• SUPPLIED MATERIAL:
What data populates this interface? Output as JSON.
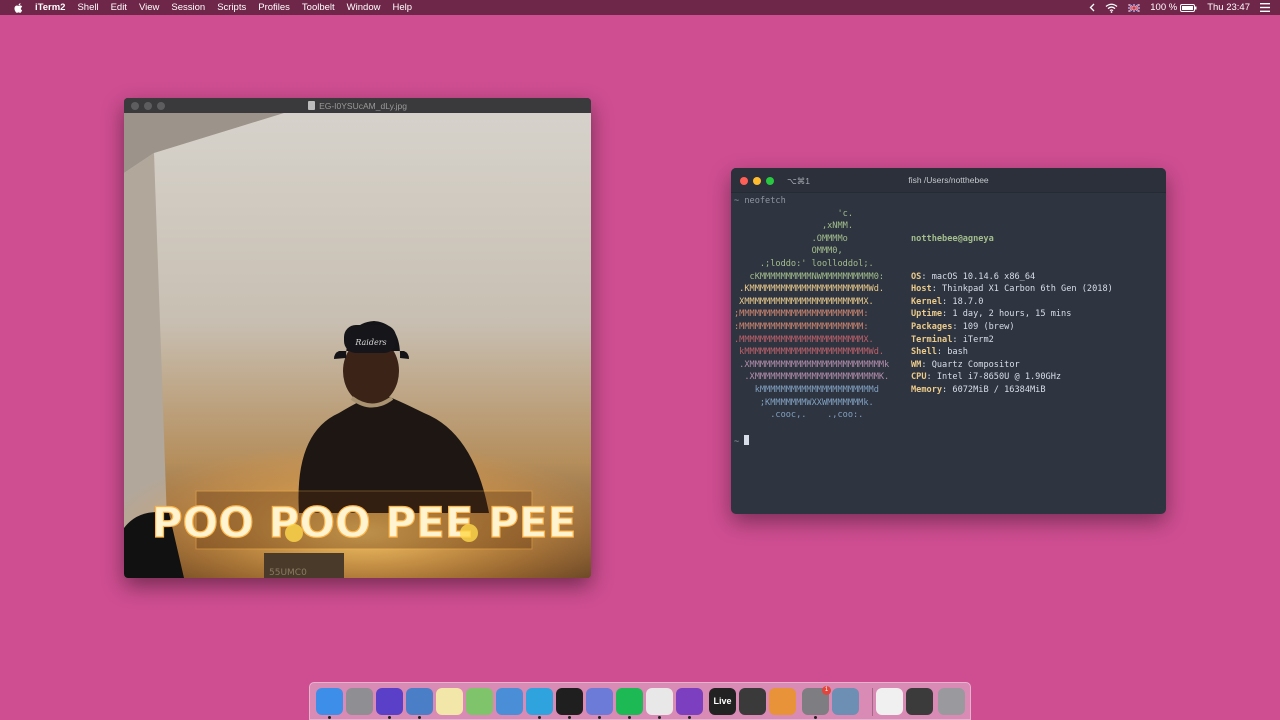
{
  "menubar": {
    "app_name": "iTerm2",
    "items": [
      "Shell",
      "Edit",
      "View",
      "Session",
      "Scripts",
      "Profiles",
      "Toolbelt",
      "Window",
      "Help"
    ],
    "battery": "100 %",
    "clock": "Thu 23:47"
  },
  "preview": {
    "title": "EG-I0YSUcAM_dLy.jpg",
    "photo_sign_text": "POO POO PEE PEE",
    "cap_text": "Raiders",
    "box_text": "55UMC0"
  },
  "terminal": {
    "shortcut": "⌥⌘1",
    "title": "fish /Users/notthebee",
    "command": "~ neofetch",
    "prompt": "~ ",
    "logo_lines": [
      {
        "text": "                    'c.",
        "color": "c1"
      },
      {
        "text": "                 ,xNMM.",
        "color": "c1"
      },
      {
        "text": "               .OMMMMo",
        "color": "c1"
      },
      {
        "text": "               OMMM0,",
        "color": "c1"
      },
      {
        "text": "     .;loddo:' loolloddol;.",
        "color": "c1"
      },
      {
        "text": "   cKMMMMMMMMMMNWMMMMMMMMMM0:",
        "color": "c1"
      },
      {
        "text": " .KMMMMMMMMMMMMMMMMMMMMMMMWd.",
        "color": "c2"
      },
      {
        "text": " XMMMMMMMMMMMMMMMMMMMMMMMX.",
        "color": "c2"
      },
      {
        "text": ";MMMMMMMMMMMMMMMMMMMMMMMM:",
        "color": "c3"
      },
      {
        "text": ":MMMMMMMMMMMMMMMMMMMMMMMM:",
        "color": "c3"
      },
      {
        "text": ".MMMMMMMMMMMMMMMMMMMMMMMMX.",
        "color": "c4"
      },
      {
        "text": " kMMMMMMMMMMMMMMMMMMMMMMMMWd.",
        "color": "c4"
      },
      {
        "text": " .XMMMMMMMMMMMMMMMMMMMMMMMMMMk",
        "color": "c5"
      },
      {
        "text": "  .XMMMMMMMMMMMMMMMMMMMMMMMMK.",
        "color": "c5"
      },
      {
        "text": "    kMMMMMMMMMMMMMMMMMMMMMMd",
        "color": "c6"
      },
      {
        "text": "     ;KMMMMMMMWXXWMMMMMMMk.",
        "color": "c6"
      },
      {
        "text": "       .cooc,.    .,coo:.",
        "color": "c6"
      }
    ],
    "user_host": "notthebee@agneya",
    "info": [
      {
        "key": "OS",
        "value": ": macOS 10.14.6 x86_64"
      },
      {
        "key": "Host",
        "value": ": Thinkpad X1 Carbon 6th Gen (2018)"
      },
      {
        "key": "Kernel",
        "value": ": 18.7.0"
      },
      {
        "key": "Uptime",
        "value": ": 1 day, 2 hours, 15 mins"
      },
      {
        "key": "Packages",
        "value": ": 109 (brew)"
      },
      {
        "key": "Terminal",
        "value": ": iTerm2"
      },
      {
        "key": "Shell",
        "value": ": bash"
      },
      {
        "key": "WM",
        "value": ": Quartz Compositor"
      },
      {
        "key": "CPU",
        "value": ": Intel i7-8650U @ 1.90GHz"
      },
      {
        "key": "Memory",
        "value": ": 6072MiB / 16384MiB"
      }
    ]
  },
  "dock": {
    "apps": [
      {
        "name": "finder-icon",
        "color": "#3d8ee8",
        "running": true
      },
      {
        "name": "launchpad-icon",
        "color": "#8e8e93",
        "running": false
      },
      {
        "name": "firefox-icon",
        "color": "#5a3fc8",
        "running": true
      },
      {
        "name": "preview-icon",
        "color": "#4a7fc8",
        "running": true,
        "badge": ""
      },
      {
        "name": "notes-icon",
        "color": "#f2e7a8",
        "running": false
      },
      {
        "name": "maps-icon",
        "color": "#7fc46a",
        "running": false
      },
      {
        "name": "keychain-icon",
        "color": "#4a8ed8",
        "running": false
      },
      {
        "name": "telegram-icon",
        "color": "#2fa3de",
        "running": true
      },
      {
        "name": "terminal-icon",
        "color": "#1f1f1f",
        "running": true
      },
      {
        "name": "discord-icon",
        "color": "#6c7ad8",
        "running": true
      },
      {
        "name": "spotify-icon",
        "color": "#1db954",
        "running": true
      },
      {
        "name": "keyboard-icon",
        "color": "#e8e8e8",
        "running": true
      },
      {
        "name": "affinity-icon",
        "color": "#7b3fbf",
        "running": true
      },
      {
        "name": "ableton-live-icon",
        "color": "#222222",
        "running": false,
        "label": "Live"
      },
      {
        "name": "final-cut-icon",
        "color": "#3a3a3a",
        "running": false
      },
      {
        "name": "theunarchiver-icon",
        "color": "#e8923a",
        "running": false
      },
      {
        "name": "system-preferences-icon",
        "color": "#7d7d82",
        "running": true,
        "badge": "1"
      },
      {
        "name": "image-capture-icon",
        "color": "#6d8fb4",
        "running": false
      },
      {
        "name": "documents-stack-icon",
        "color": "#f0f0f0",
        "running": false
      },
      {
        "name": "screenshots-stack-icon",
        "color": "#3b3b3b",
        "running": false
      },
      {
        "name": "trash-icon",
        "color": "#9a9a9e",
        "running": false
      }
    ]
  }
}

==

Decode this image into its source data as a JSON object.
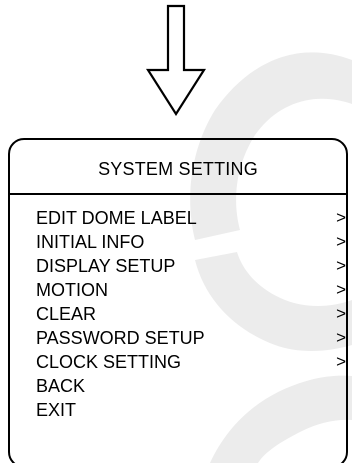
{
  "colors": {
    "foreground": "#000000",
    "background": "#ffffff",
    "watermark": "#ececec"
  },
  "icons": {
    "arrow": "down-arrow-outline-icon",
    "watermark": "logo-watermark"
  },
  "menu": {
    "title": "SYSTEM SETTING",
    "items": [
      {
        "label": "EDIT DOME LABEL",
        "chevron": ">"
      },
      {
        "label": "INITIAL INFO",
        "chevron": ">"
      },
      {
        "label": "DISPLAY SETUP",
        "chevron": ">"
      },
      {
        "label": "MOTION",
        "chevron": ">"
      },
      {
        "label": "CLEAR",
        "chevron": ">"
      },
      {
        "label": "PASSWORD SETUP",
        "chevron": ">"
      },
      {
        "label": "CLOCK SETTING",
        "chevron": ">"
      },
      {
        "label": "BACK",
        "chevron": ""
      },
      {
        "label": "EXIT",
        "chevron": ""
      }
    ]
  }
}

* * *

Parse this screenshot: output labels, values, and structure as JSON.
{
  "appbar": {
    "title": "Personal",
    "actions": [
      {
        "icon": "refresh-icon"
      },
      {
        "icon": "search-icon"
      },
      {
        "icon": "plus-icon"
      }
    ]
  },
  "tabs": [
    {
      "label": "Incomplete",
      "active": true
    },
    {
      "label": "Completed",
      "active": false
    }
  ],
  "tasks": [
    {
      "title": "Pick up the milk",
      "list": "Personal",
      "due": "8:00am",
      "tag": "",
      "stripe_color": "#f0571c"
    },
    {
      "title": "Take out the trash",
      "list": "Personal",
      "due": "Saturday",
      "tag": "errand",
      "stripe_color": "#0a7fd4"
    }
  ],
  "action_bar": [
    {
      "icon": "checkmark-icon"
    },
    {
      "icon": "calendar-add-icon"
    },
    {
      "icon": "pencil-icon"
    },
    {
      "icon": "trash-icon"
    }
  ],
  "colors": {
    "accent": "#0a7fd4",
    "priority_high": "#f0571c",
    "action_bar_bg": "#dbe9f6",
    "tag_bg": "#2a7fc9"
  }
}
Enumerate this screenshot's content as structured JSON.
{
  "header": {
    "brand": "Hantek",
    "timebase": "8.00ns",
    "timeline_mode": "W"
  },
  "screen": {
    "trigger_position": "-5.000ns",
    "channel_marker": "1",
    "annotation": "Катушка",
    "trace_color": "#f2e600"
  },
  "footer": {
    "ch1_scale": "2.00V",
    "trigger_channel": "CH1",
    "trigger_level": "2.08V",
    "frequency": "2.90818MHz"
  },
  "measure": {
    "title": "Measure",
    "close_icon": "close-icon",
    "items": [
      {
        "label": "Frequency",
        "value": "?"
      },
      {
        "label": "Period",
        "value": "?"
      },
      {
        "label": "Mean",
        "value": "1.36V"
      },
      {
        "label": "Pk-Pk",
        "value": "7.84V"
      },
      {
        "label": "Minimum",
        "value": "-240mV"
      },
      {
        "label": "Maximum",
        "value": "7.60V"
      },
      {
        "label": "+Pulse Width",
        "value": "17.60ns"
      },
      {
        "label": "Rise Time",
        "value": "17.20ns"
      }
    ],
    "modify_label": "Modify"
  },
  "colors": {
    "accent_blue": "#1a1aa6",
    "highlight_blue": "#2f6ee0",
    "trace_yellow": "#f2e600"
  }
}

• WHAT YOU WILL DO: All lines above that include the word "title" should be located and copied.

• SOLVED PROBLEM:
    "title": "EG-I0YSUcAM_dLy.jpg",
    "title": "fish /Users/notthebee",
    "title": "SYSTEM SETTING",
    "title": "Personal",
      "title": "Pick up the milk",
      "title": "Take out the trash",
    "title": "Measure",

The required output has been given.